The year 2020 hasn't exactly been a walk in the park for most. For artists, musicians, event coordinators, "theatre people" and the like, the rapid spread of COVID-19 means a lack of employment as well as a major cultural void.
Michalis Patterson, one of Bend's local musicians, works behind the scenes in the music industry when he isn't onstage, giving him a unique perspective on the entertainment-related issues that the rise of the novel coronavirus has brought about.
"Before I moved back to Bend, I was living in Portland and working with Monqui Presents," Patterson said. Monqui Presents is a Portland-based production company, in business since 1983. "They do all of the Les Schwab shows and a lot of shows in Portland. I was working shows at the MODA Center, but all of that work came to a halt at the beginning of March, as soon as there were restrictions on the amount of people allowed at a venue. I was a stagehand, that was my day job. Not only was I out of work, but I had to cancel all of my tours. My whole life got turned around."
Patterson began working in construction to make ends meet. "I wasn't eligible for unemployment because I worked for so many different event companies and had so many employers," he said. "Construction was really the only job available."
In addition to the stagehand gigs, he said he used to make a decent amount of money playing local shows. The last one he played was one of the last live shows in Central Oregon before the shutdown.
“I encourage other artists—everyone—to take this time to better yourself and become the version of yourself that you want to be. You’re never going to get this time again.

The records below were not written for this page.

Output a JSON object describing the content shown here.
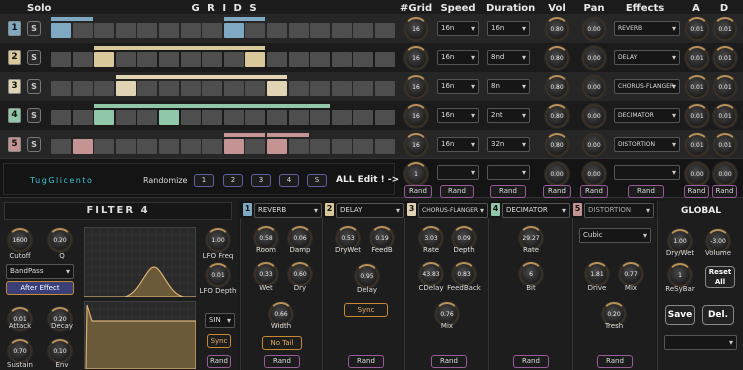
{
  "header": {
    "solo": "Solo",
    "grids": "G R I D S",
    "ngrid": "#Grid",
    "speed": "Speed",
    "duration": "Duration",
    "vol": "Vol",
    "pan": "Pan",
    "effects": "Effects",
    "a": "A",
    "d": "D"
  },
  "tracks": [
    {
      "num": "1",
      "solo": "S",
      "color": "#7fa9c2",
      "bar": "#7fa9c2",
      "grid": "16",
      "speed": "16n",
      "duration": "16n",
      "vol": "0.80",
      "pan": "0.00",
      "effect": "REVERB",
      "a": "0.01",
      "d": "0.01"
    },
    {
      "num": "2",
      "solo": "S",
      "color": "#d8c89a",
      "bar": "#d8c89a",
      "grid": "16",
      "speed": "16n",
      "duration": "8nd",
      "vol": "0.80",
      "pan": "0.00",
      "effect": "DELAY",
      "a": "0.01",
      "d": "0.01"
    },
    {
      "num": "3",
      "solo": "S",
      "color": "#e0d4b4",
      "bar": "#e0d4b4",
      "grid": "16",
      "speed": "16n",
      "duration": "8n",
      "vol": "0.80",
      "pan": "0.00",
      "effect": "CHORUS-FLANGER",
      "a": "0.01",
      "d": "0.01"
    },
    {
      "num": "4",
      "solo": "S",
      "color": "#8fc7a8",
      "bar": "#8fc7a8",
      "grid": "16",
      "speed": "16n",
      "duration": "2nt",
      "vol": "0.80",
      "pan": "0.00",
      "effect": "DECIMATOR",
      "a": "0.01",
      "d": "0.01"
    },
    {
      "num": "5",
      "solo": "S",
      "color": "#c49494",
      "bar": "#c49494",
      "grid": "16",
      "speed": "16n",
      "duration": "32n",
      "vol": "0.80",
      "pan": "0.00",
      "effect": "DISTORTION",
      "a": "0.01",
      "d": "0.01"
    }
  ],
  "randomize": {
    "title": "TugGlicento",
    "label": "Randomize",
    "buttons": [
      "1",
      "2",
      "3",
      "4",
      "S"
    ],
    "alledit": "ALL Edit ! ->",
    "grid": "1",
    "vol": "0.00",
    "pan": "0.00",
    "a": "0.00",
    "d": "0.00",
    "rand": "Rand"
  },
  "filter": {
    "title": "FILTER 4",
    "cutoff_val": "1600",
    "cutoff": "Cutoff",
    "q_val": "0.20",
    "q": "Q",
    "type": "BandPass",
    "after": "After Effect",
    "lfo_freq_val": "1.00",
    "lfo_freq": "LFO Freq",
    "lfo_depth_val": "0.01",
    "lfo_depth": "LFO Depth",
    "attack_val": "0.01",
    "attack": "Attack",
    "decay_val": "0.20",
    "decay": "Decay",
    "sustain_val": "0.70",
    "sustain": "Sustain",
    "env_val": "0.10",
    "env": "Env",
    "wave": "SIN",
    "sync": "Sync",
    "rand": "Rand"
  },
  "fx": [
    {
      "num": "1",
      "name": "REVERB",
      "color": "#7fa9c2"
    },
    {
      "num": "2",
      "name": "DELAY",
      "color": "#d8c89a"
    },
    {
      "num": "3",
      "name": "CHORUS-FLANGER",
      "color": "#e0d4b4"
    },
    {
      "num": "4",
      "name": "DECIMATOR",
      "color": "#8fc7a8"
    },
    {
      "num": "5",
      "name": "DISTORTION",
      "color": "#c49494"
    }
  ],
  "reverb": {
    "room_val": "0.58",
    "room": "Room",
    "damp_val": "0.06",
    "damp": "Damp",
    "wet_val": "0.33",
    "wet": "Wet",
    "dry_val": "0.60",
    "dry": "Dry",
    "width_val": "0.66",
    "width": "Width",
    "notail": "No Tail",
    "rand": "Rand"
  },
  "delay": {
    "drywet_val": "0.53",
    "drywet": "DryWet",
    "feedb_val": "0.19",
    "feedb": "FeedB",
    "delay_val": "0.95",
    "delay": "Delay",
    "sync": "Sync",
    "rand": "Rand"
  },
  "chorus": {
    "rate_val": "3.03",
    "rate": "Rate",
    "depth_val": "0.09",
    "depth": "Depth",
    "cdelay_val": "43.83",
    "cdelay": "CDelay",
    "feedback_val": "0.83",
    "feedback": "FeedBack",
    "mix_val": "0.76",
    "mix": "Mix",
    "rand": "Rand"
  },
  "decimator": {
    "rate_val": "29.27",
    "rate": "Rate",
    "bit_val": "6",
    "bit": "Bit",
    "rand": "Rand"
  },
  "distortion": {
    "type": "Cubic",
    "drive_val": "1.81",
    "drive": "Drive",
    "mix_val": "0.77",
    "mix": "Mix",
    "tresh_val": "0.20",
    "tresh": "Tresh",
    "rand": "Rand"
  },
  "global": {
    "title": "GLOBAL",
    "drywet_val": "1.00",
    "drywet": "Dry/Wet",
    "volume_val": "-3.00",
    "volume": "Volume",
    "resybar_val": "1",
    "resybar": "ReSyBar",
    "reset": "Reset All",
    "save": "Save",
    "del": "Del."
  },
  "colors": {
    "accent": "#c88a30",
    "rand_border": "#9b5a9b",
    "cyan": "#3fc3d8"
  }
}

The world is on pause; take advantage.”—Michalis Pattersontweet this
"I played at the Brown Owl, and the very next day everything got shut down. I had to cancel a lot of shows... I was supposed to leave for Italy on March 30 and that got completely shut down. As soon as restrictions lifted, I immediately started getting booked. But it was kind of like as soon as things opened, people let out the air they had been holding in for the last couple of months. They were like, 'OK, cool, we can be chaotic and dangerous again.' I'd see people without masks on, not social distancing, coming up and giving each other hugs and stuff," he said. "There were always safety measures put in place by the venues, but they were definitely not respected and not always enforced. I saw the direction playing live shows was going, so I made the decision to shut it down myself."
Patterson canceled all of the shows slated to take place indoors, including a show at Northside Bar and Grill. "Playing indoor venues just isn't worth it," he said. "A lot of the people that come to shows right now are tourists. They don't care enough to stay within state lines, so the chances are that they won't respect our guidelines."
As is the case with many in the entertainment industry, everything remains completely up in the air. "I know I won't be able to do shows again until 2021," Patterson said. "A lot of bands refuse to tour unless there's a vaccine in place. I used to tour 10 months out of the year; I don't think that will ever be the same. For me, that's the biggest thing. I don't think my life will be back to normal for at least half a decade."
And like other artists, this unusual time in history is one he's tapping for creative and personal growth. "I've been working my ass off framing so that I can afford to make this new album that I've been working on," he explained. "I've been taking this difficult circumstance head-on and feeling every emotion, then using that emotion to create something powerful in these unprecedented and difficult times. I encourage other artists—everyone—to take this time to better yourself and become the version of yourself that you want to be. You're never going to get this time again. The world is on pause; take advantage."